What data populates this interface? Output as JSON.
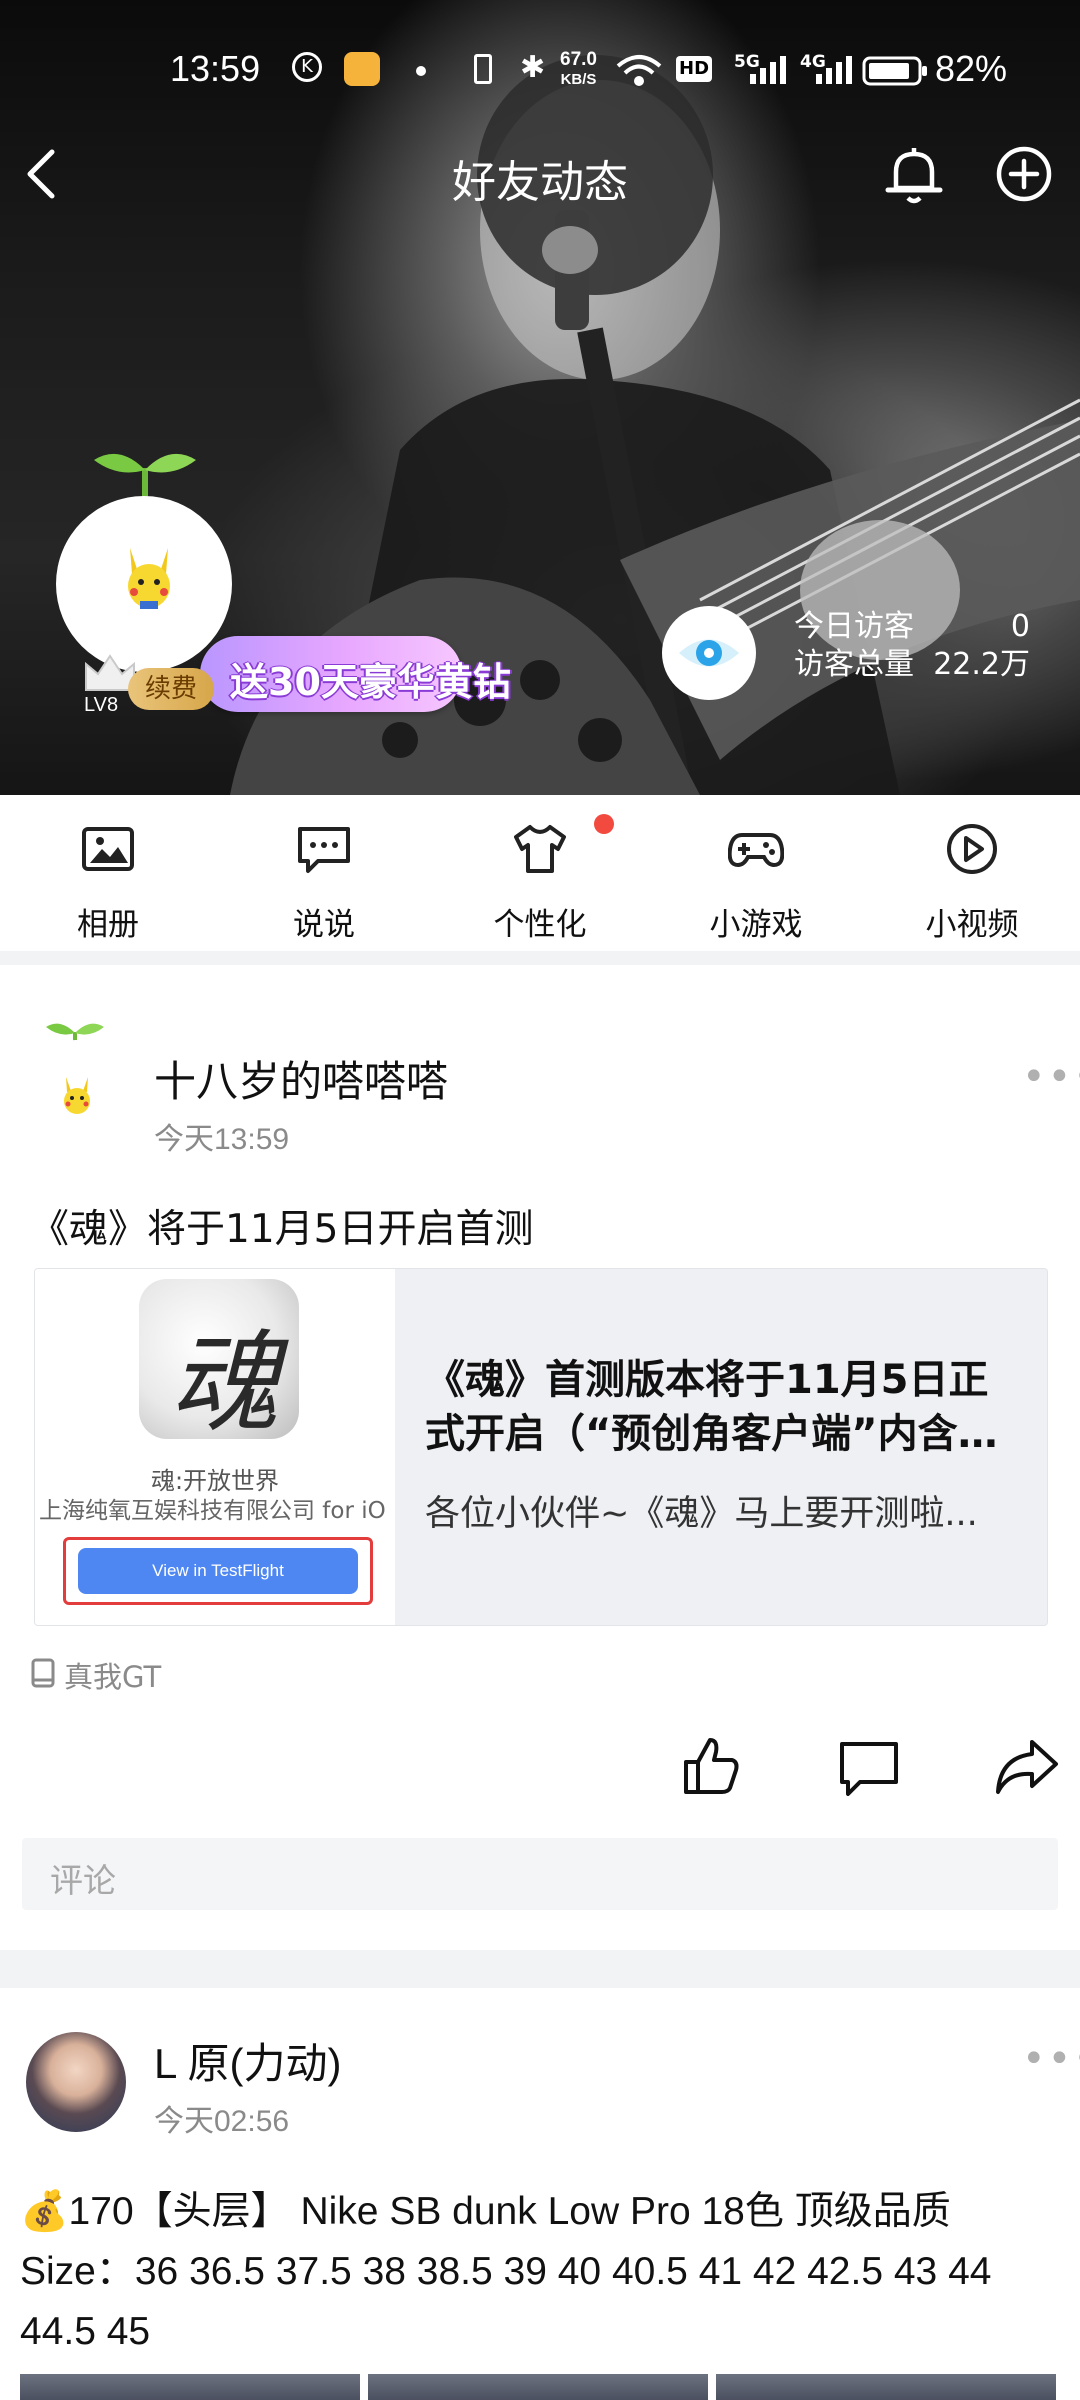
{
  "status_bar": {
    "time": "13:59",
    "speed_value": "67.0",
    "speed_unit": "KB/S",
    "battery_percent": "82%",
    "network_labels": [
      "HD",
      "5G",
      "4G"
    ]
  },
  "header": {
    "title": "好友动态",
    "back_icon": "back-arrow-icon",
    "bell_icon": "bell-icon",
    "add_icon": "plus-circle-icon"
  },
  "profile": {
    "promo_text": "送30天豪华黄钻",
    "renew_label": "续费",
    "level_label": "LV8",
    "visitors_today_label": "今日访客",
    "visitors_today_value": "0",
    "visitors_total_label": "访客总量",
    "visitors_total_value": "22.2万"
  },
  "shortcuts": [
    {
      "label": "相册",
      "icon": "photo-icon"
    },
    {
      "label": "说说",
      "icon": "chat-bubble-icon"
    },
    {
      "label": "个性化",
      "icon": "shirt-icon",
      "badge": true
    },
    {
      "label": "小游戏",
      "icon": "gamepad-icon"
    },
    {
      "label": "小视频",
      "icon": "play-icon"
    }
  ],
  "feed": [
    {
      "author": "十八岁的嗒嗒嗒",
      "time": "今天13:59",
      "text": "《魂》将于11月5日开启首测",
      "share": {
        "app_name": "魂:开放世界",
        "app_developer": "上海纯氧互娱科技有限公司 for iO",
        "button_label": "View in TestFlight",
        "app_icon_glyph": "魂",
        "title": "《魂》首测版本将于11月5日正式开启（“预创角客户端”内含…",
        "description": "各位小伙伴~《魂》马上要开测啦..."
      },
      "device": "真我GT",
      "comment_placeholder": "评论"
    },
    {
      "author": "L 原(力动)",
      "time": "今天02:56",
      "text": "💰170【头层】 Nike SB dunk Low Pro 18色 顶级品质 Size：36 36.5 37.5 38 38.5 39 40 40.5 41 42 42.5 43 44 44.5 45"
    }
  ],
  "colors": {
    "accent_blue": "#4f87f2",
    "badge_red": "#f24a3e",
    "promo_purple": "#b996ff",
    "eye_blue": "#2aa3e8"
  }
}
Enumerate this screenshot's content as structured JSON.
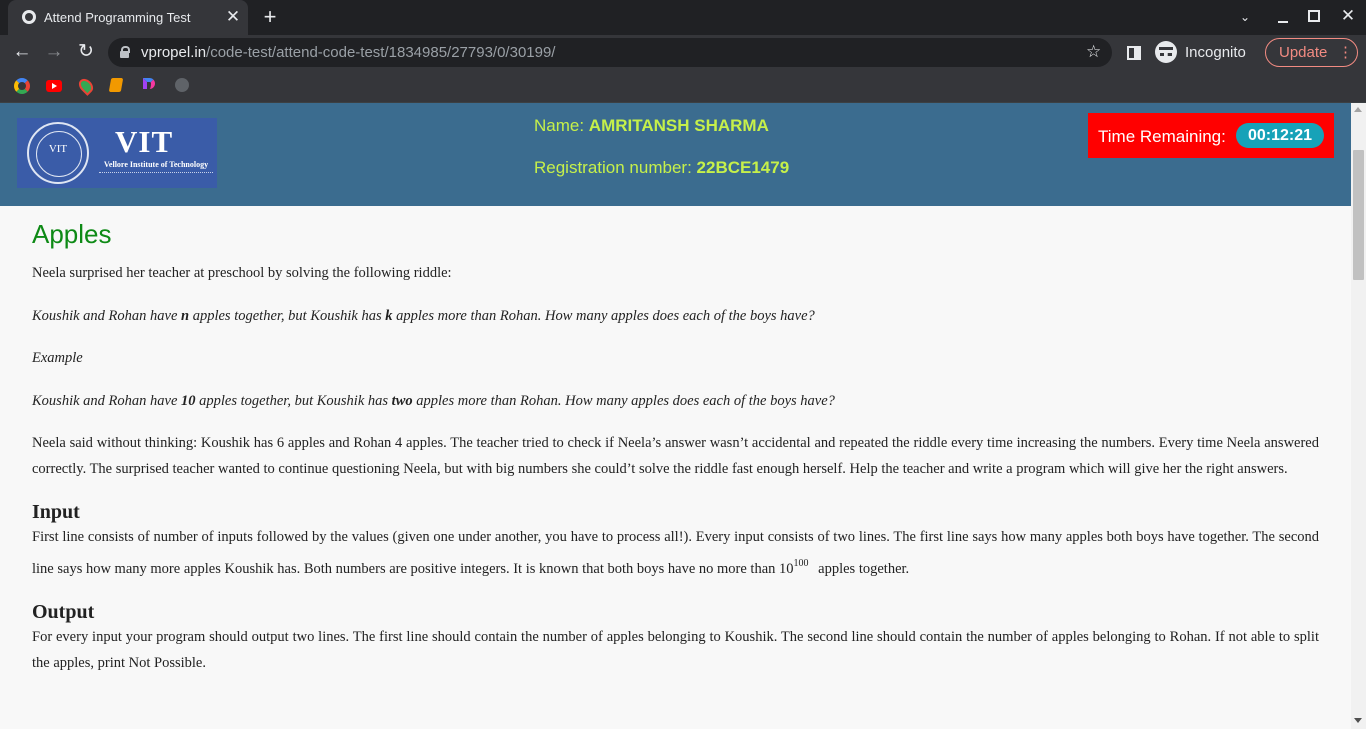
{
  "browser": {
    "tab_title": "Attend Programming Test",
    "tab_close": "✕",
    "new_tab": "+",
    "url_host": "vpropel.in",
    "url_path": "/code-test/attend-code-test/1834985/27793/0/30199/",
    "incognito_label": "Incognito",
    "update_label": "Update",
    "back": "←",
    "forward": "→",
    "reload": "↻",
    "star": "☆",
    "win_close": "✕",
    "tab_search": "⌄",
    "menu": "⋮"
  },
  "bookmarks": [
    "google-icon",
    "youtube-icon",
    "maps-icon",
    "books-icon",
    "p-app-icon",
    "globe-icon"
  ],
  "header": {
    "logo": {
      "seal": "VIT",
      "wordmark": "VIT",
      "fullname": "Vellore Institute of Technology"
    },
    "name_label": "Name: ",
    "name_value": "AMRITANSH SHARMA",
    "reg_label": "Registration number: ",
    "reg_value": "22BCE1479",
    "timer_label": "Time Remaining:",
    "timer_value": "00:12:21"
  },
  "problem": {
    "title": "Apples",
    "intro": "Neela surprised her teacher at preschool by solving the following riddle:",
    "riddle": {
      "a": "Koushik and Rohan have ",
      "n": "n",
      "b": " apples together, but Koushik has ",
      "k": "k",
      "c": " apples more than Rohan. How many apples does each of the boys have?"
    },
    "example_label": "Example",
    "example": {
      "a": "Koushik and Rohan have ",
      "n": "10",
      "b": " apples together, but Koushik has ",
      "k": "two",
      "c": " apples more than Rohan. How many apples does each of the boys have?"
    },
    "story": "Neela said without thinking: Koushik has 6 apples and Rohan 4 apples. The teacher tried to check if Neela’s answer wasn’t accidental and repeated the riddle every time increasing the numbers. Every time Neela answered correctly. The surprised teacher wanted to continue questioning Neela, but with big numbers she could’t solve the riddle fast enough herself. Help the teacher and write a program which will give her the right answers.",
    "input_heading": "Input",
    "input_text": "First line consists of number of inputs followed by the values (given one under another, you have to process all!). Every input consists of two lines. The first line says how many apples both boys have together. The second line says how many more apples Koushik has. Both numbers are positive integers. It is known that both boys have no more than 10",
    "input_sup": "100",
    "input_tail": " apples together.",
    "output_heading": "Output",
    "output_text": "For every input your program should output two lines. The first line should contain the number of apples belonging to Koushik. The second line should contain the number of apples belonging to Rohan. If not able to split the apples, print Not Possible."
  },
  "colors": {
    "header_bg": "#3b6c8f",
    "header_text": "#c6f04a",
    "timer_bg": "#ff0000",
    "timer_pill": "#17a2b8",
    "title_green": "#0e8a16"
  }
}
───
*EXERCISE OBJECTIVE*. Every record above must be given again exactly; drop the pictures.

*WRITTEN ANSWER*.
What data populates this interface? Output as JSON.
{
  "status_bar": {
    "time": "13:59",
    "speed_value": "67.0",
    "speed_unit": "KB/S",
    "battery_percent": "82%",
    "network_labels": [
      "HD",
      "5G",
      "4G"
    ]
  },
  "header": {
    "title": "好友动态",
    "back_icon": "back-arrow-icon",
    "bell_icon": "bell-icon",
    "add_icon": "plus-circle-icon"
  },
  "profile": {
    "promo_text": "送30天豪华黄钻",
    "renew_label": "续费",
    "level_label": "LV8",
    "visitors_today_label": "今日访客",
    "visitors_today_value": "0",
    "visitors_total_label": "访客总量",
    "visitors_total_value": "22.2万"
  },
  "shortcuts": [
    {
      "label": "相册",
      "icon": "photo-icon"
    },
    {
      "label": "说说",
      "icon": "chat-bubble-icon"
    },
    {
      "label": "个性化",
      "icon": "shirt-icon",
      "badge": true
    },
    {
      "label": "小游戏",
      "icon": "gamepad-icon"
    },
    {
      "label": "小视频",
      "icon": "play-icon"
    }
  ],
  "feed": [
    {
      "author": "十八岁的嗒嗒嗒",
      "time": "今天13:59",
      "text": "《魂》将于11月5日开启首测",
      "share": {
        "app_name": "魂:开放世界",
        "app_developer": "上海纯氧互娱科技有限公司 for iO",
        "button_label": "View in TestFlight",
        "app_icon_glyph": "魂",
        "title": "《魂》首测版本将于11月5日正式开启（“预创角客户端”内含…",
        "description": "各位小伙伴~《魂》马上要开测啦..."
      },
      "device": "真我GT",
      "comment_placeholder": "评论"
    },
    {
      "author": "L 原(力动)",
      "time": "今天02:56",
      "text": "💰170【头层】 Nike SB dunk Low Pro 18色 顶级品质 Size：36 36.5 37.5 38 38.5 39 40 40.5 41 42 42.5 43 44 44.5 45"
    }
  ],
  "colors": {
    "accent_blue": "#4f87f2",
    "badge_red": "#f24a3e",
    "promo_purple": "#b996ff",
    "eye_blue": "#2aa3e8"
  }
}
Enumerate this screenshot's content as structured JSON.
{
  "browser": {
    "tab_title": "Attend Programming Test",
    "tab_close": "✕",
    "new_tab": "+",
    "url_host": "vpropel.in",
    "url_path": "/code-test/attend-code-test/1834985/27793/0/30199/",
    "incognito_label": "Incognito",
    "update_label": "Update",
    "back": "←",
    "forward": "→",
    "reload": "↻",
    "star": "☆",
    "win_close": "✕",
    "tab_search": "⌄",
    "menu": "⋮"
  },
  "bookmarks": [
    "google-icon",
    "youtube-icon",
    "maps-icon",
    "books-icon",
    "p-app-icon",
    "globe-icon"
  ],
  "header": {
    "logo": {
      "seal": "VIT",
      "wordmark": "VIT",
      "fullname": "Vellore Institute of Technology"
    },
    "name_label": "Name: ",
    "name_value": "AMRITANSH SHARMA",
    "reg_label": "Registration number: ",
    "reg_value": "22BCE1479",
    "timer_label": "Time Remaining:",
    "timer_value": "00:12:21"
  },
  "problem": {
    "title": "Apples",
    "intro": "Neela surprised her teacher at preschool by solving the following riddle:",
    "riddle": {
      "a": "Koushik and Rohan have ",
      "n": "n",
      "b": " apples together, but Koushik has ",
      "k": "k",
      "c": " apples more than Rohan. How many apples does each of the boys have?"
    },
    "example_label": "Example",
    "example": {
      "a": "Koushik and Rohan have ",
      "n": "10",
      "b": " apples together, but Koushik has ",
      "k": "two",
      "c": " apples more than Rohan. How many apples does each of the boys have?"
    },
    "story": "Neela said without thinking: Koushik has 6 apples and Rohan 4 apples. The teacher tried to check if Neela’s answer wasn’t accidental and repeated the riddle every time increasing the numbers. Every time Neela answered correctly. The surprised teacher wanted to continue questioning Neela, but with big numbers she could’t solve the riddle fast enough herself. Help the teacher and write a program which will give her the right answers.",
    "input_heading": "Input",
    "input_text": "First line consists of number of inputs followed by the values (given one under another, you have to process all!). Every input consists of two lines. The first line says how many apples both boys have together. The second line says how many more apples Koushik has. Both numbers are positive integers. It is known that both boys have no more than 10",
    "input_sup": "100",
    "input_tail": " apples together.",
    "output_heading": "Output",
    "output_text": "For every input your program should output two lines. The first line should contain the number of apples belonging to Koushik. The second line should contain the number of apples belonging to Rohan. If not able to split the apples, print Not Possible."
  },
  "colors": {
    "header_bg": "#3b6c8f",
    "header_text": "#c6f04a",
    "timer_bg": "#ff0000",
    "timer_pill": "#17a2b8",
    "title_green": "#0e8a16"
  }
}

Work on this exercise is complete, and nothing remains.